Sep 25 2009
I’ve just returned from Ukraine where we stayed in a two bedroom apartment about 800 meters from central Kiev on Lesi Ukrainky Boulevard. Situated on the 4th floor, it’s the second balcony up in the photo. Directly across the street, a new extension to a hotel was being built.
Whilst the apartment was very comfortable and secure, we had to negotiate the elevator from hell. It was just big enough to get two people and bags into. You could be forgiven for thinking the elevator shaft and stair well were in a crack house.
Ukraine is fantastic. The people are friendly, but if you intend to go there, learn Russian not Ukrainian. It was a mistake we made but we quickly picked up a few Russian phrases to get by. Russian is actually easier than Ukrainian but that may have something to do with all the ‘Cold War’ films I watched in my youth.

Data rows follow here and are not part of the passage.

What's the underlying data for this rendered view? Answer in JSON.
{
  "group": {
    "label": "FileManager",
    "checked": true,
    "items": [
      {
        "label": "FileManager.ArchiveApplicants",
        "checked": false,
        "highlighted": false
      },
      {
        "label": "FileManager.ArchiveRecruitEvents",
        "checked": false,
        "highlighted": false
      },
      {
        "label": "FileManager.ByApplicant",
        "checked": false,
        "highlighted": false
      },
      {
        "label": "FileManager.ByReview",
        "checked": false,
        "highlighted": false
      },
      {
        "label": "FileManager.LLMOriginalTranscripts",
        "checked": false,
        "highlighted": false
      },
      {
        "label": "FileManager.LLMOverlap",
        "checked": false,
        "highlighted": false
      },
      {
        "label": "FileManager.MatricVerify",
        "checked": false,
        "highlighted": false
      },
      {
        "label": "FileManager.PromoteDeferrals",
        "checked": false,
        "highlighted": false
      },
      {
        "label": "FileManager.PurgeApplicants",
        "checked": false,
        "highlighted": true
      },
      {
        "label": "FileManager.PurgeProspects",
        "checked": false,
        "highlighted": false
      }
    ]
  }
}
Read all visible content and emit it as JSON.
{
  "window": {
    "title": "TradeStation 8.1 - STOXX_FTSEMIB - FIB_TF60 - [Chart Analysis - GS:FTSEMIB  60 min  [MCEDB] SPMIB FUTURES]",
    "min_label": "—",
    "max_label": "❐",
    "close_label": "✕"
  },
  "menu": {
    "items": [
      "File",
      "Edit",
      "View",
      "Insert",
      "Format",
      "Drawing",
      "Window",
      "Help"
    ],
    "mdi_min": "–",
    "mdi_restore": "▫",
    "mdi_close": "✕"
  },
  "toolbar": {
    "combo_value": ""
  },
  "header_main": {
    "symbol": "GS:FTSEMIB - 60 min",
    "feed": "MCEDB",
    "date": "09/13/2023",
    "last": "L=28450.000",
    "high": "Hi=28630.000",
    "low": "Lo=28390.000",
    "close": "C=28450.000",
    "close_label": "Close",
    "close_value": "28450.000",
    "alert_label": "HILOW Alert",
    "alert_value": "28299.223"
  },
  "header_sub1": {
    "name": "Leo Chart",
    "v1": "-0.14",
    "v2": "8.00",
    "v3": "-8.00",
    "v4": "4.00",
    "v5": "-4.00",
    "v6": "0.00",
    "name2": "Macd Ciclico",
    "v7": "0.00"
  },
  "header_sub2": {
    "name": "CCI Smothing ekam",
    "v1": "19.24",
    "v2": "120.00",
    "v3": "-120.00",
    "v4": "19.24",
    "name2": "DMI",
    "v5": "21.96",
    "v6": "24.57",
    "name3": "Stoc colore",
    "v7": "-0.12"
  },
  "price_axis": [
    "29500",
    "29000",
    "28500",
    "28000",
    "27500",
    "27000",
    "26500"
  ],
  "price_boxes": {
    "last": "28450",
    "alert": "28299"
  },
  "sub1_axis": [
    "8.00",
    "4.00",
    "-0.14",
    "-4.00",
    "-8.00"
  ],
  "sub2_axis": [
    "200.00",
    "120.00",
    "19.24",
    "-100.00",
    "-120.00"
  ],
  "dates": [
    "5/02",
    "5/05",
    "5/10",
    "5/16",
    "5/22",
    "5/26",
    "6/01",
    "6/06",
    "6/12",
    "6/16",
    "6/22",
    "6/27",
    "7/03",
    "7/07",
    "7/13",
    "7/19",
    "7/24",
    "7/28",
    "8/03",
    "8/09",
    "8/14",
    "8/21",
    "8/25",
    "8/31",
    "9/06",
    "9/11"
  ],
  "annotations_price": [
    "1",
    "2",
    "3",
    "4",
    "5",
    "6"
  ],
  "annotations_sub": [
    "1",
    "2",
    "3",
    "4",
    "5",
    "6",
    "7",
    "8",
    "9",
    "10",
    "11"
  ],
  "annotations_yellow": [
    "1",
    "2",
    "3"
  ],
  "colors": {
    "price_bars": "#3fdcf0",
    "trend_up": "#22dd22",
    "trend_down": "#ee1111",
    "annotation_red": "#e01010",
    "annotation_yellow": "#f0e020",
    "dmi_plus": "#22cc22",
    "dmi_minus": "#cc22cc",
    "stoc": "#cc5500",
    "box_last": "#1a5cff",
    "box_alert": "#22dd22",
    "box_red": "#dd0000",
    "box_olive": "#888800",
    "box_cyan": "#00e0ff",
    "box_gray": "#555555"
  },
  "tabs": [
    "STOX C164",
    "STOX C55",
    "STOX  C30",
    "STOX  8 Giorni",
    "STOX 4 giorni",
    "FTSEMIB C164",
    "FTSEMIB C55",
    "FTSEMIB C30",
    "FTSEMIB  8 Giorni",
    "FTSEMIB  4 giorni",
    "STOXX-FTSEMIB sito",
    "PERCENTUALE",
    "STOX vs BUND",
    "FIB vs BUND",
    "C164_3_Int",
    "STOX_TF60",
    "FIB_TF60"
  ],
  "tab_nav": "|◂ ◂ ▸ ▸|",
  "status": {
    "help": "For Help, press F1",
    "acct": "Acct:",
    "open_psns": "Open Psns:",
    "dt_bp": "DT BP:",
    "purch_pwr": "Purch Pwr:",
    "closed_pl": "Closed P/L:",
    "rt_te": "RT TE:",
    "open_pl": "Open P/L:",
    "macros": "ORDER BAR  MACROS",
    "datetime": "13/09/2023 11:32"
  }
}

We did the smart thing and hired a guide for Wednesday and Friday afternoon (Thursday we went to Pripyat & Chernobyl). Tatiana was a big help and it was great to be shown around Kiev by a native of the city. However, I think I enjoyed sitting and talking about our different lifestyles more than the site seeing. Over lunch we discussed religion, politics, books, films, relationships, travel, food, history and anything else that struck a common ground between our two very different cultures.
There is an interesting mix of old and new in Ukraine. Brand new Mercedes four wheel drives, Mazda 3’s all over and the local electric trams.
Without Tatiana, we wouldn’t have attempted the Metro. At around 157 metres, the deepest underground station in Europe is in Kiev. People sit down on the escalators like it’s an amusement park ride. It takes around 3 minutes to descend over 100 metres. If there was ever a fire in the station, I think there would be a huge loss of life. The Metro is very cheap, fast and frequent, however all the signs are in Cyrillic and, without a guide, we’d have been quickly lost.
Recording set-up consists of a Schoeps CCM4Lg & CCM8Lg in M/S configuration, inside a Schoeps/Rycote blimp. Tracked directly into a Sound Devices 702 (originally at 24/96)